Wilbur asked if the intention was for this plan to be a short-term one with the goal to increase more in-person learning time later or if the plan would remain through the end of the year. Veneto called the proposal “a step in the right direction” and said that he would re-evaluate after the staff is able to be vaccinated and the new plan able to be tested.
Wilbur also expressed concern that she believes Plympton will soon be the only town of the three Silver Lake communities not to return to a full day in person five days a week. She said that she worried that the Plympton students will be at a disadvantage academically compared to their peers. Some parents became quite heated while expressing their dismay at the proposed plan and what they perceived to be a failure on the behalf of the administration and School Committee. Parent Stephani Teran came to the defense of the administration and School Committee attributing their cautious approach to the success of the school in mitigating the spread of the virus.
Several parents with children spread out among different schools in the district expressed concern with the conflicting dismissal times. According to those on the call, the middle school would be dismissed at 12:20 and the high school at 12:45. Veneto said that he would adjust the schedule as needed saying that the dismissal could be moved a half an hour earlier or later if necessary.
Parent Michelle Ruxton asked what the remote learning would look like were there to be a close contact exposure that forced a quarantine. Veneto said that one of the benefits of the current model is that should a student need to stay home, they can receive remote, synchronous learning. He said that it might not be possible to offer that under the new model.
Parents will have about a week to complete the survey regarding the plan for increased, in-person learning. Wilhelmsen said that depending on the results of the survey, the School Committee may need to have another brief meeting to address it.

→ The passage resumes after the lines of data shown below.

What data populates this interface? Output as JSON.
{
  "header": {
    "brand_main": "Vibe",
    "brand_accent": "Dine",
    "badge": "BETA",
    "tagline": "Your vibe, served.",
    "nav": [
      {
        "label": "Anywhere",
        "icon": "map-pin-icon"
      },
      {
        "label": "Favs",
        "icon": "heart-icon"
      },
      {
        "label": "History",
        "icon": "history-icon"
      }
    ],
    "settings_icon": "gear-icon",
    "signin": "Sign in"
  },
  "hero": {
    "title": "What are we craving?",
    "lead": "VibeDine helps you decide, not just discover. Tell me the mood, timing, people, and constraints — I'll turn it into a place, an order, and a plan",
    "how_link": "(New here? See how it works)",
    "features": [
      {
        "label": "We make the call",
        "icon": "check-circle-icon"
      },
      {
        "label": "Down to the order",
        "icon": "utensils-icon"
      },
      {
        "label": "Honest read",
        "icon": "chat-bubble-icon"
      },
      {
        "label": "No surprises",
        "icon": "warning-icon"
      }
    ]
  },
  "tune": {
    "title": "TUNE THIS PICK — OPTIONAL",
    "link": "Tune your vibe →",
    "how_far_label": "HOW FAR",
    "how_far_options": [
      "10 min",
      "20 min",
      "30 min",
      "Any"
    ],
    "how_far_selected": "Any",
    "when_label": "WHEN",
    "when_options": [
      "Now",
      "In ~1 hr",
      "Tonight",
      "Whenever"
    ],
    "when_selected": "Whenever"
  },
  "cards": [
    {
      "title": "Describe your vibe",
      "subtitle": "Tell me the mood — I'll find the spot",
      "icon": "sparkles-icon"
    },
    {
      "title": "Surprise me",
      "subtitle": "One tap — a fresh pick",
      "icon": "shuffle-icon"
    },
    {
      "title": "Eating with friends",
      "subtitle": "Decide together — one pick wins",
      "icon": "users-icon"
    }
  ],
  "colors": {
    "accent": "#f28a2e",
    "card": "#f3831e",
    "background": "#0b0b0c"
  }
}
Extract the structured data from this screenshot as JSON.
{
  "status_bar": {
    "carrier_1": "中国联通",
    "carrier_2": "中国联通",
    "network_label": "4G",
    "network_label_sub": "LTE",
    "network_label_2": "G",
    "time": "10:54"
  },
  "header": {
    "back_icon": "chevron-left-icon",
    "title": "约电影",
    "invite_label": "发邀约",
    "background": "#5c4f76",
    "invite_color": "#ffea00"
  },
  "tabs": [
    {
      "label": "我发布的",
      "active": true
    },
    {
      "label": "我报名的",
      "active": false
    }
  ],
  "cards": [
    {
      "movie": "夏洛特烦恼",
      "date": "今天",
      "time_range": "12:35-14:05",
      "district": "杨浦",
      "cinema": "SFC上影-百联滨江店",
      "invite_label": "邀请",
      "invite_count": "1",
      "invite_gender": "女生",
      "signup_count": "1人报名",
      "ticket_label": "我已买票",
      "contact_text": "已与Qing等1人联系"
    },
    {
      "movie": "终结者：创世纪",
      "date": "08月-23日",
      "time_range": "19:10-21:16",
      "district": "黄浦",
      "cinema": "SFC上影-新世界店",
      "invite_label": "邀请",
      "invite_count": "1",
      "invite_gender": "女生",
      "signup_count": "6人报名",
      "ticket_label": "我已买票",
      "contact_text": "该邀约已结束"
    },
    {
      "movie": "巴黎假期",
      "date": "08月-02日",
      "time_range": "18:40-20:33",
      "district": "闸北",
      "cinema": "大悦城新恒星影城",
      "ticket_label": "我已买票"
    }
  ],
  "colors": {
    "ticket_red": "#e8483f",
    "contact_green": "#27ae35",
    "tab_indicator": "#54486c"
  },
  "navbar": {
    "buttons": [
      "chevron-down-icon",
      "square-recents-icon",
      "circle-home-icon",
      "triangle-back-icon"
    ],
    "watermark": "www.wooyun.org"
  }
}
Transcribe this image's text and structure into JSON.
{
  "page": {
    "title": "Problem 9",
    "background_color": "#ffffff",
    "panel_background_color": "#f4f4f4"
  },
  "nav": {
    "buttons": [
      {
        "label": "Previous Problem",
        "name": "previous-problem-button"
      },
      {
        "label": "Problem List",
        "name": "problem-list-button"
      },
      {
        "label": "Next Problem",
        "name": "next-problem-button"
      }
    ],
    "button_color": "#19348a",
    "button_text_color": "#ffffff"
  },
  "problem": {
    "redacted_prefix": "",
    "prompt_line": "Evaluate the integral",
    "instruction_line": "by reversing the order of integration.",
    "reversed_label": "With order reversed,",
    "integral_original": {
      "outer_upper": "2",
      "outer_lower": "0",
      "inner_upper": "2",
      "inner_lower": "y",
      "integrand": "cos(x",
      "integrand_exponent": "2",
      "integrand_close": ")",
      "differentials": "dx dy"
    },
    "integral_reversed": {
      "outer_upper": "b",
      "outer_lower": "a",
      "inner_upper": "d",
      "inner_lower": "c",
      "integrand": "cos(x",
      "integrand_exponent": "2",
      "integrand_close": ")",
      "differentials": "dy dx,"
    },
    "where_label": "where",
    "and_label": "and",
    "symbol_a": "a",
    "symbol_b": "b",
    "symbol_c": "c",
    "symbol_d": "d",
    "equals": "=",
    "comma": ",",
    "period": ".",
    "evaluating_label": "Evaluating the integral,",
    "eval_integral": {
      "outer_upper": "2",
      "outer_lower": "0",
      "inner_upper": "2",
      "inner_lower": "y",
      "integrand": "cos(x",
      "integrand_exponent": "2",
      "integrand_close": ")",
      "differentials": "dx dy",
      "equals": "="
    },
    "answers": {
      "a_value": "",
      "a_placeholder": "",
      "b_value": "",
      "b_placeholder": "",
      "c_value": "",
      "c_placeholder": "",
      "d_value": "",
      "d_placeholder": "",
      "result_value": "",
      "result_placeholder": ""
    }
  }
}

The official public budget hearing for FY2022 for the Dennett was held during Monday’s meeting. There were no public comments made. Superintendent Jill Proulx gave a presentation on the budget. Veneto was asked to provide a level service budget. The budget assumes a full, in-person return to school.
The regular day budget reflects a 6.20 percent increase, and the total budget represents a 3.97 percent increase or $147,560 more than the previous year. Capital projects include driveway/parking lot improvements, a fire suppression upgrade at $5,000, and a full-time, building based substitute at $27,000.
Proulx said that the School Committee will need to meet with the Finance Committee to find out how they would like to handle budgeting for the unknowns. Those unknowns include any potential remote components next year as well as a potentially larger than usual kindergarten class.
Fraser told the Committee that the Governor came out with the State budget and Plympton’s Chapter 70 funding will be level funded. Fraser also said that the State is considering increasing funding to schools under the Student Opportunity Act though he noted that Governor Baker does not see a way to make that a reality at this time. There is, however, likely to be money coming to Massachusetts for K-12 education through a federal package.
Fraser also told the Committee that the Massachusetts Association of School Committees (MASC) has joined many other entities in advocating to allow local administration of vaccines as previously planned.
He said they are also fighting to move teachers to the top of the list of employees receiving the vaccine. He noted that this was with the understanding that elders, first responders, healthcare workers, and those with two comorbidities be vaccinated first.